That room had been an unexpected blessing. He did not understand where it came from or what it was doing there, but it had been good to rest. He had been tired. Two or three more steps without even sitting on a comfortable chair would have meant unconsciousness, he was sure. But that room had saved the day, and all was pretty well now. Norman just had to find something to eat and he'd be fine. He knew he would. All he had to do was find a super-market, buy an apple or two, eat them, and his stomach would become less grouchy and stop growling menacingly.

Norman walked, calmly, through the streets of the city. The green pastures he had gone through to reach the city were far away now, and the room was soon becoming a small dot in his past. Norman had no map. His journey, which had started two days before the present day, had been an erratic search for a road to Eden, but Eden seemingly did not want to be found. So, after two days, he had reached this city, a nameless titanic mass of concrete cubes and concrete paralelograms. There were no round shapes in city, only sharp corners. The room Norman had sat in had been an empty room right next to a bus stop.

Norman's hands were sweaty, and so was his hair. He was beginning to worry he would not be able to find food in that wretched city. And then it hit him, he understood why he had felt so strange throughout his stay in that place.

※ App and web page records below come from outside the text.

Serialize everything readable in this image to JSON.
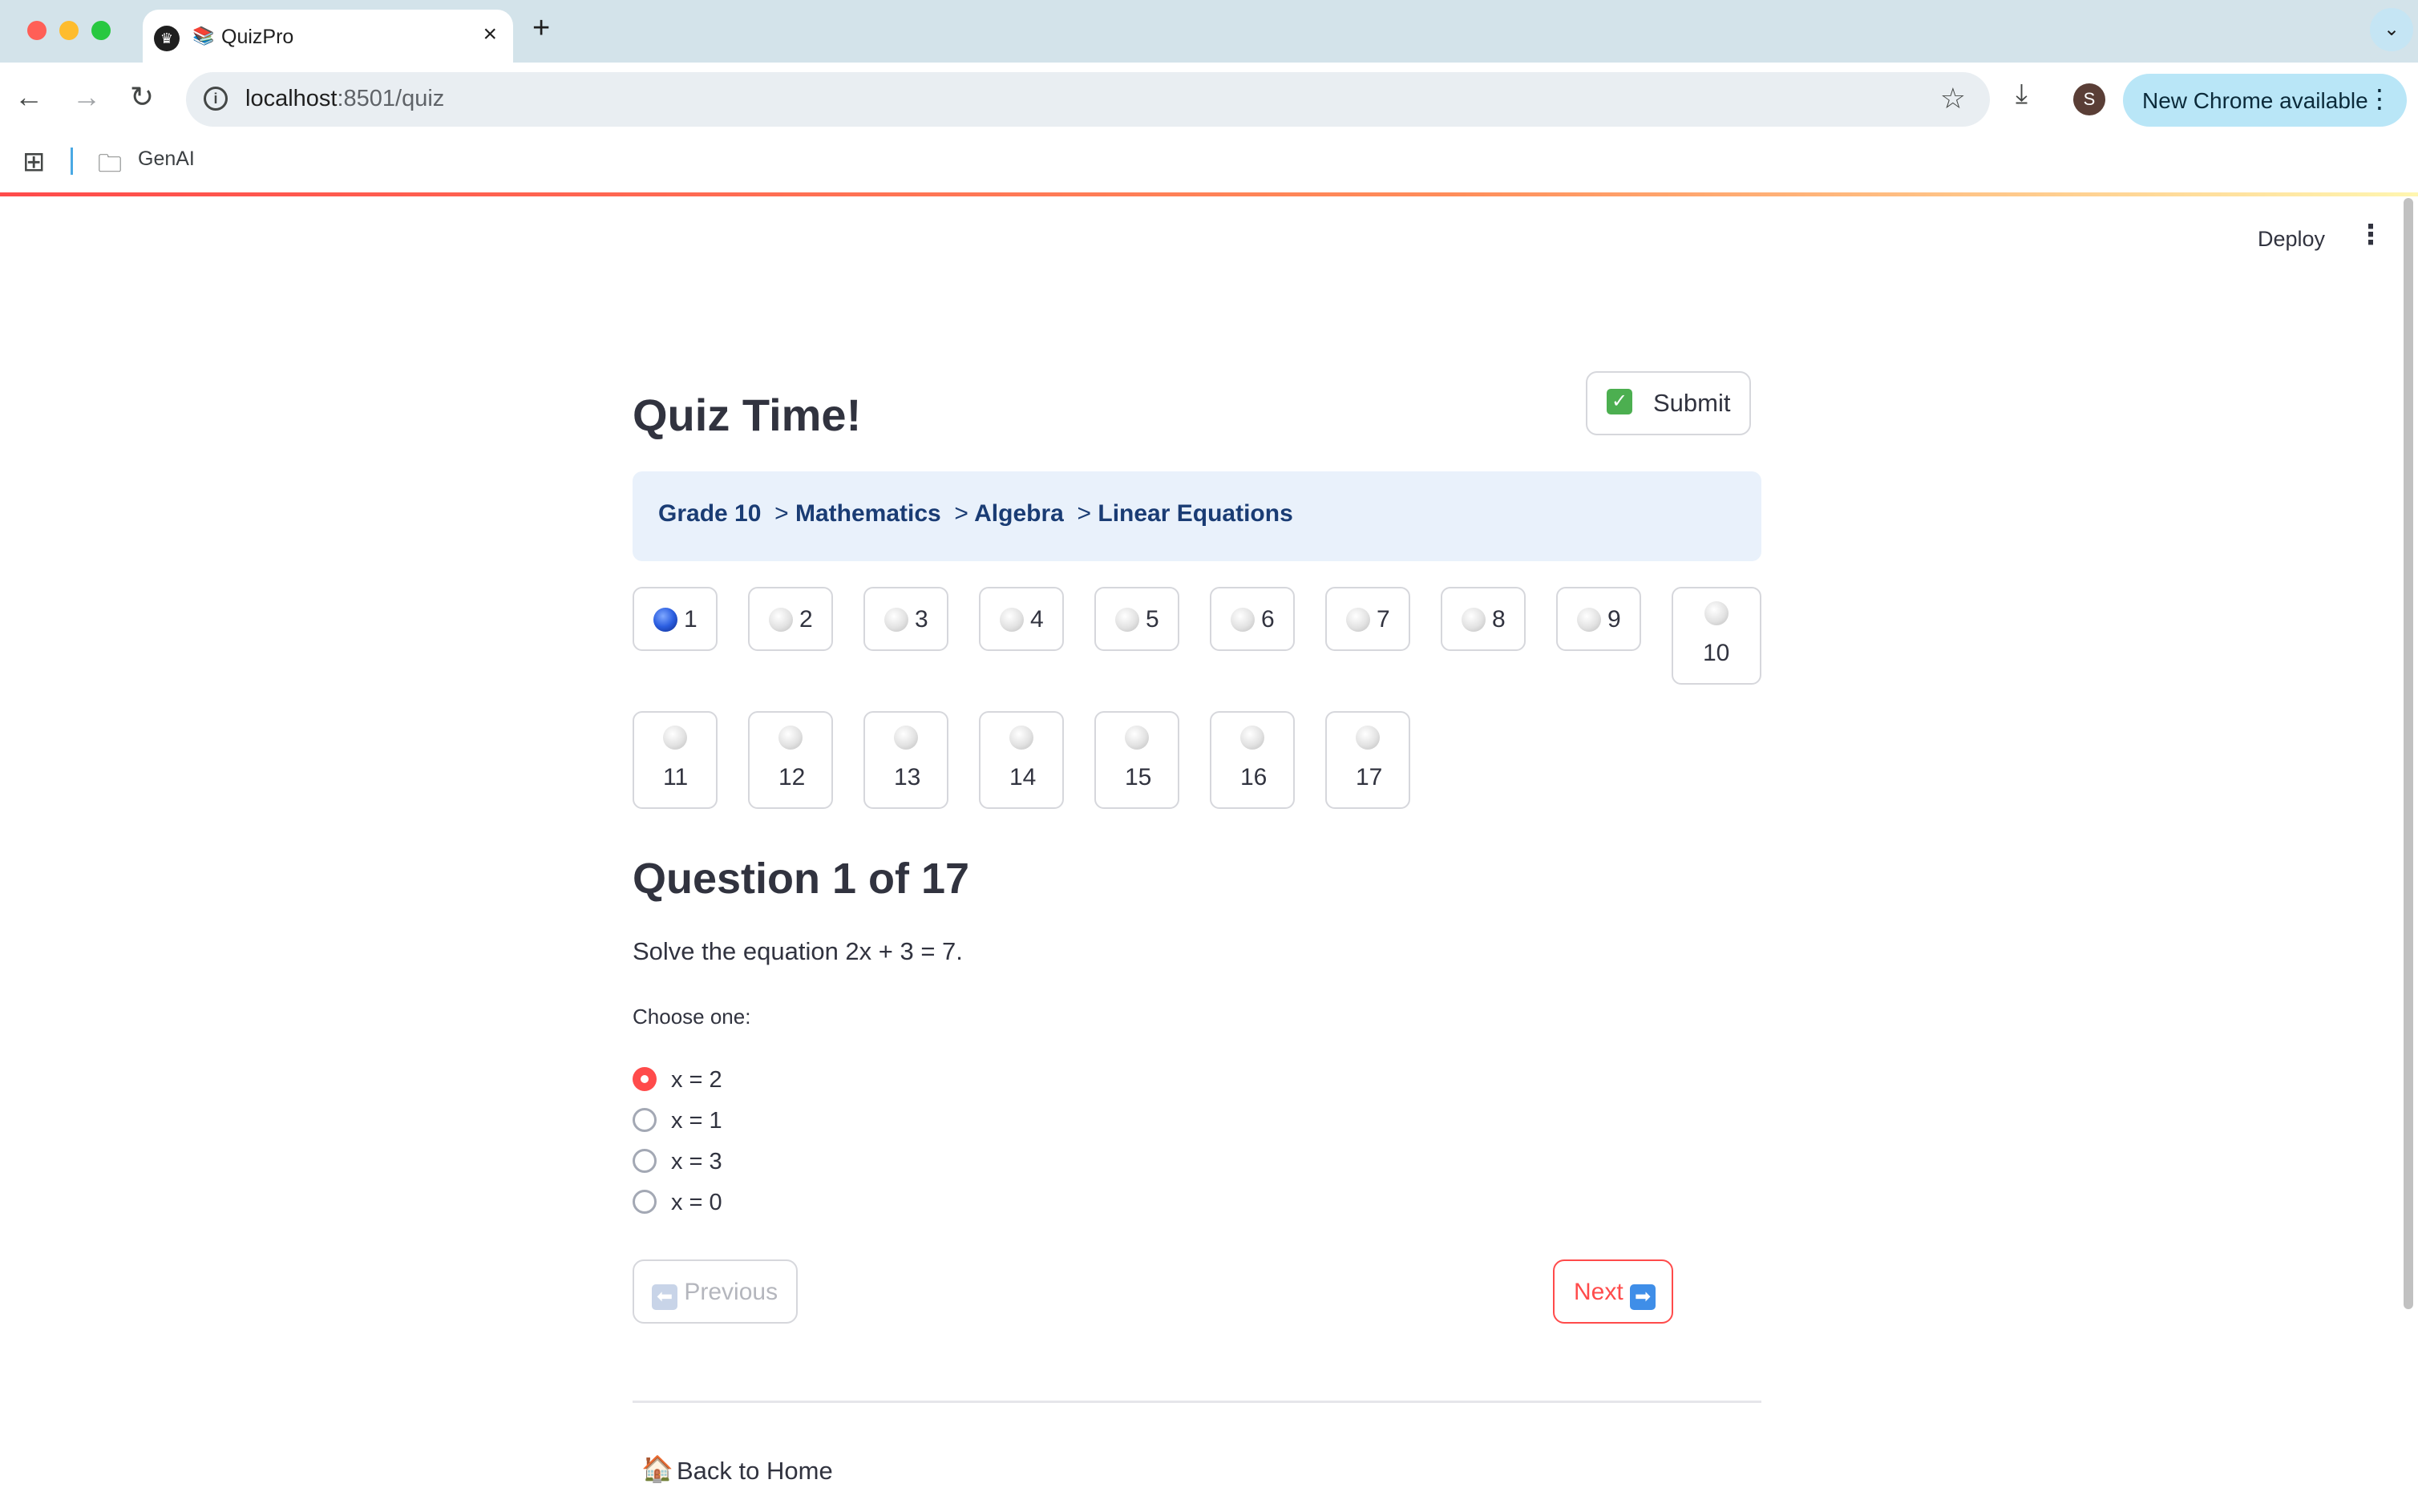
{
  "browser": {
    "tab_title": "QuizPro",
    "tab_emoji": "📚",
    "url_host": "localhost",
    "url_rest": ":8501/quiz",
    "update_label": "New Chrome available",
    "profile_initial": "S",
    "bookmark_folder": "GenAI"
  },
  "app_header": {
    "deploy_label": "Deploy"
  },
  "quiz": {
    "title": "Quiz Time!",
    "submit_label": "Submit",
    "breadcrumb": {
      "grade": "Grade 10",
      "subject": "Mathematics",
      "topic": "Algebra",
      "subtopic": "Linear Equations",
      "sep": ">"
    },
    "navigator": [
      {
        "number": "1",
        "active": true
      },
      {
        "number": "2"
      },
      {
        "number": "3"
      },
      {
        "number": "4"
      },
      {
        "number": "5"
      },
      {
        "number": "6"
      },
      {
        "number": "7"
      },
      {
        "number": "8"
      },
      {
        "number": "9"
      },
      {
        "number": "10"
      },
      {
        "number": "11"
      },
      {
        "number": "12"
      },
      {
        "number": "13"
      },
      {
        "number": "14"
      },
      {
        "number": "15"
      },
      {
        "number": "16"
      },
      {
        "number": "17"
      }
    ],
    "question_heading": "Question 1 of 17",
    "question_text": "Solve the equation 2x + 3 = 7.",
    "choose_label": "Choose one:",
    "options": [
      "x = 2",
      "x = 1",
      "x = 3",
      "x = 0"
    ],
    "selected_option": "x = 2",
    "previous_label": "Previous",
    "next_label": "Next",
    "back_home_label": "Back to Home"
  },
  "colors": {
    "accent": "#ff4b4b",
    "breadcrumb_bg": "#e9f1fb",
    "breadcrumb_text": "#1a3c74",
    "active_dot": "#2b5ee0"
  },
  "icons": {
    "submit": "check-box-icon",
    "previous": "left-arrow-icon",
    "next": "right-arrow-icon",
    "home": "house-icon"
  }
}
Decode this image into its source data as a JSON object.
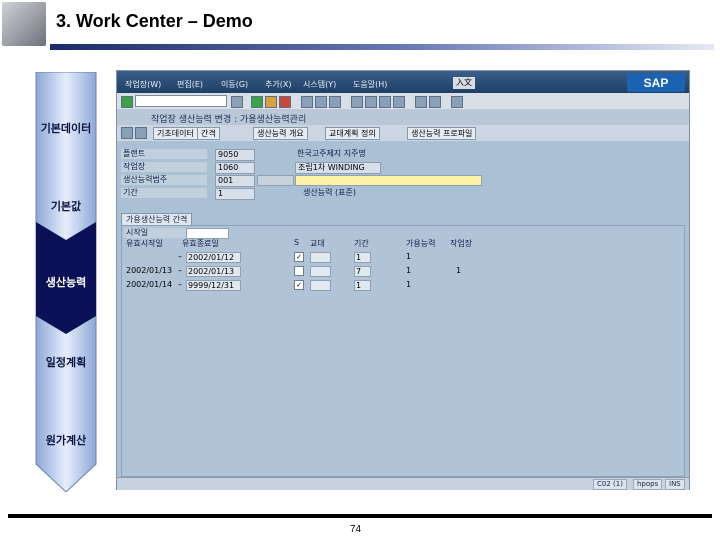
{
  "slide": {
    "title": "3. Work Center – Demo",
    "page_number": "74"
  },
  "flow_steps": [
    {
      "label": "기본데이터",
      "active": false
    },
    {
      "label": "기본값",
      "active": false
    },
    {
      "label": "생산능력",
      "active": true
    },
    {
      "label": "일정계획",
      "active": false
    },
    {
      "label": "원가계산",
      "active": false
    }
  ],
  "sap": {
    "menu": [
      "작업장(W)",
      "편집(E)",
      "이동(G)",
      "추가(X)",
      "시스템(Y)",
      "도움말(H)"
    ],
    "lang_badge": "入文",
    "logo": "SAP",
    "title": "작업장 생산능력 변경 : 가용생산능력관리",
    "app_buttons": [
      "기초데이터",
      "간격",
      "생산능력 개요",
      "교대계획 정의",
      "생산능력 프로파일"
    ],
    "fields": [
      {
        "label": "플랜트",
        "value": "9050",
        "desc": "한국고주제지 지주명"
      },
      {
        "label": "작업장",
        "value": "1060",
        "desc": "조립1차 WINDING"
      },
      {
        "label": "생산능력범주",
        "value": "001",
        "desc": ""
      },
      {
        "label": "기간",
        "value": "1",
        "desc": "생산능력 (표준)"
      }
    ],
    "tab": "가용생산능력 간격",
    "panel_label": "시작일",
    "columns": [
      "유효시작일",
      "유효종료일",
      "S",
      "교대",
      "기간",
      "가용능력",
      "작업장"
    ],
    "rows": [
      {
        "from": "",
        "to": "2002/01/12",
        "check": "✓",
        "shift": "",
        "period": "1",
        "cap": "1",
        "wc": ""
      },
      {
        "from": "2002/01/13",
        "to": "2002/01/13",
        "check": "",
        "shift": "",
        "period": "7",
        "cap": "1",
        "wc": "1"
      },
      {
        "from": "2002/01/14",
        "to": "9999/12/31",
        "check": "✓",
        "shift": "",
        "period": "1",
        "cap": "1",
        "wc": ""
      }
    ],
    "status": [
      "C02 (1)",
      "hpops",
      "INS"
    ]
  }
}
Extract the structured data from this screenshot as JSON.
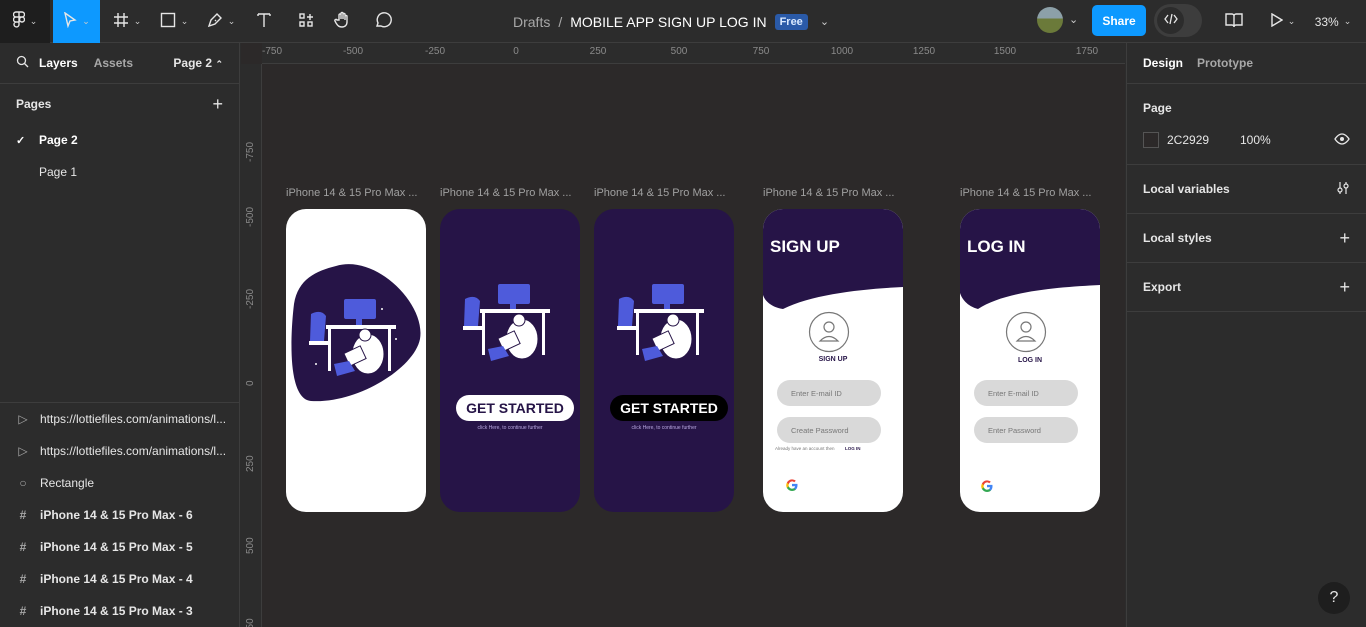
{
  "toolbar": {
    "breadcrumb_parent": "Drafts",
    "breadcrumb_sep": "/",
    "file_title": "MOBILE APP SIGN UP LOG IN",
    "plan_badge": "Free",
    "share_label": "Share",
    "zoom": "33%",
    "accent_color": "#0d99ff"
  },
  "left_panel": {
    "tab_layers": "Layers",
    "tab_assets": "Assets",
    "current_page": "Page 2",
    "pages_title": "Pages",
    "pages": [
      {
        "label": "Page 2",
        "selected": true
      },
      {
        "label": "Page 1",
        "selected": false
      }
    ],
    "layers": [
      {
        "label": "https://lottiefiles.com/animations/l...",
        "icon": "play-icon"
      },
      {
        "label": "https://lottiefiles.com/animations/l...",
        "icon": "play-icon"
      },
      {
        "label": "Rectangle",
        "icon": "circle-icon"
      },
      {
        "label": "iPhone 14 & 15 Pro Max - 6",
        "icon": "frame-icon"
      },
      {
        "label": "iPhone 14 & 15 Pro Max - 5",
        "icon": "frame-icon"
      },
      {
        "label": "iPhone 14 & 15 Pro Max - 4",
        "icon": "frame-icon"
      },
      {
        "label": "iPhone 14 & 15 Pro Max - 3",
        "icon": "frame-icon"
      }
    ]
  },
  "canvas": {
    "background": "#2c2929",
    "ruler_x": [
      "-750",
      "-500",
      "-250",
      "0",
      "250",
      "500",
      "750",
      "1000",
      "1250",
      "1500",
      "1750"
    ],
    "ruler_y": [
      "-750",
      "-500",
      "-250",
      "0",
      "250",
      "500",
      "750"
    ],
    "frames": [
      {
        "label": "iPhone 14 & 15 Pro Max ..."
      },
      {
        "label": "iPhone 14 & 15 Pro Max ...",
        "button": "GET STARTED",
        "sub": "click Here, to continue further"
      },
      {
        "label": "iPhone 14 & 15 Pro Max ...",
        "button": "GET STARTED",
        "sub": "click Here, to continue further"
      },
      {
        "label": "iPhone 14 & 15 Pro Max ...",
        "title": "SIGN UP",
        "avatar_caption": "SIGN UP",
        "email_placeholder": "Enter E-mail ID",
        "password_placeholder": "Create Password",
        "footer_text": "Already have an account then",
        "footer_link": "LOG IN"
      },
      {
        "label": "iPhone 14 & 15 Pro Max ...",
        "title": "LOG IN",
        "avatar_caption": "LOG IN",
        "email_placeholder": "Enter E-mail ID",
        "password_placeholder": "Enter Password"
      }
    ],
    "brand_purple": "#261447"
  },
  "right_panel": {
    "tab_design": "Design",
    "tab_prototype": "Prototype",
    "page_section": "Page",
    "page_color": "2C2929",
    "page_opacity": "100%",
    "local_variables": "Local variables",
    "local_styles": "Local styles",
    "export": "Export"
  },
  "help_label": "?"
}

That is exactly when Norman's eyes suddenly closed and he knew no more.